To learn more about Orders of Protection and how Callahan & Hockemeyer can help your family, call us at 847-543-6910.
In Illinois, Orders of Protection are court orders that protect victims of domestic violence/abuse from harm. Governed by the Illinois Domestic Violence Act, protection orders prevent the alleged abuser from entering the shared home while they are in effect. Additionally, Orders of Protection can:
In Illinois, there are three types of Orders of Protection. They are Emergency Orders, Plenary Orders, and Interim Orders.
With Emergency Orders of Protection (EOP), the victim is protected from harm right away. In most cases, an EOP can be obtained the same day the petition is filed and the respondent need not be present. This type of order is generally in effect for 21 days from the date the order becomes effective. When the courts order an EOP, they typically schedule a hearing for a Plenary Order of Protection. In the meantime, Interim Orders of Protection may be issued.
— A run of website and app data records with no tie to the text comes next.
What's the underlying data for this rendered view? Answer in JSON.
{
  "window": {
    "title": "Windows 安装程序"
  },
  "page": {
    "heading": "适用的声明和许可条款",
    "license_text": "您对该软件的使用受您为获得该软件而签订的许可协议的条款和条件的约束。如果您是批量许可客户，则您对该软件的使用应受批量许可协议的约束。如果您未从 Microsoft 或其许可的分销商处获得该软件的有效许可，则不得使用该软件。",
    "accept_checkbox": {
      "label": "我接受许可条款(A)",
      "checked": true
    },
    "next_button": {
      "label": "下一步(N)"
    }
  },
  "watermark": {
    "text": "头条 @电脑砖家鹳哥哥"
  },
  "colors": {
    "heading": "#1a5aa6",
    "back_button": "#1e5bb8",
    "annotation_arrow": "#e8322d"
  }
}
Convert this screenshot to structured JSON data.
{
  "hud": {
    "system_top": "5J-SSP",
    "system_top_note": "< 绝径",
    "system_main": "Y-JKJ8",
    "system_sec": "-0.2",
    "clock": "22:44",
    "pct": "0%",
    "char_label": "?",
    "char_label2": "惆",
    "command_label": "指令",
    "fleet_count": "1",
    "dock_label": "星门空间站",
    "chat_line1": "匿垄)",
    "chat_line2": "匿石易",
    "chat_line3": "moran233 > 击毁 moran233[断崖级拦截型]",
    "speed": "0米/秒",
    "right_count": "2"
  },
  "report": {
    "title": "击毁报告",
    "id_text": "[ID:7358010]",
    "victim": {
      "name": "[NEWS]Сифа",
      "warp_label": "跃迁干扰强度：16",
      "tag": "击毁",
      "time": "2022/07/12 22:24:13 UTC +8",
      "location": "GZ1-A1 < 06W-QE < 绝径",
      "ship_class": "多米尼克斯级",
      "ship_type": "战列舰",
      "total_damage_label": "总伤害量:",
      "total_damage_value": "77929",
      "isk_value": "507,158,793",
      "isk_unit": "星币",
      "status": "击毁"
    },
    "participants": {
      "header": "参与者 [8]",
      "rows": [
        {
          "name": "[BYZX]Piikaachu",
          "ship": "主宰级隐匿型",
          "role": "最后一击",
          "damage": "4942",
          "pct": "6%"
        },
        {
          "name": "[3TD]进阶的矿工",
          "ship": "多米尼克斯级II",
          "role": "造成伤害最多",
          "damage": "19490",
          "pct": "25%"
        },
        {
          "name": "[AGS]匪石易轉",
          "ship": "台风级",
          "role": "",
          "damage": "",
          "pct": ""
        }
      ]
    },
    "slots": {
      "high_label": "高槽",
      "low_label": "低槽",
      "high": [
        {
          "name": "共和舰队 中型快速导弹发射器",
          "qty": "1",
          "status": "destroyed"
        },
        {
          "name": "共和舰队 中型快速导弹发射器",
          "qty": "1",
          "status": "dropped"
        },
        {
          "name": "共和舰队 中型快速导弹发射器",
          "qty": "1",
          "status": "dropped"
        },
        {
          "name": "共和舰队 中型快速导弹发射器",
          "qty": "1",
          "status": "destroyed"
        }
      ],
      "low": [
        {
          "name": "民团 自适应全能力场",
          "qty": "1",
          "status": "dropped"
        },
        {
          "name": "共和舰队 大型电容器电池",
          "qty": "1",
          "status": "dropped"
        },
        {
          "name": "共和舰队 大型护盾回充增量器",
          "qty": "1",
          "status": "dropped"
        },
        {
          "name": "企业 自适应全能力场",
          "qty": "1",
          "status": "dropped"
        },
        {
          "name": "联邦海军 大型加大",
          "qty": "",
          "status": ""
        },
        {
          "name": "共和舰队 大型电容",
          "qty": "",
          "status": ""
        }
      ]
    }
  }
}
Once the accused has been notified of the hearing date for Plenary Orders of Protection, the court may order Interim Orders. These orders are temporary, usually lasting up to 30 days, and are designed to protect the victim until the court has a chance to hear the case in its entirety and make a decision regarding more long term protections.
After a full hearing with the victim and the person accused of abuse in which both sides have the opportunity to present evidence, the courts will decide whether to issue Plenary Orders of Protection. While the accused must be notified and allowed to attend, he or she does not need to be present during the hearing for protection orders to be issued. However, the petitioner must be present at the hearing or the case will likely be dismissed. Plenary Orders of Protection generally last up to two years.
In Illinois, Orders of Protection can be enforced in a variety of ways. If the abuser violates the orders:
Violators can face significant fines, liability for court costs and attorney’s fees, and jail time.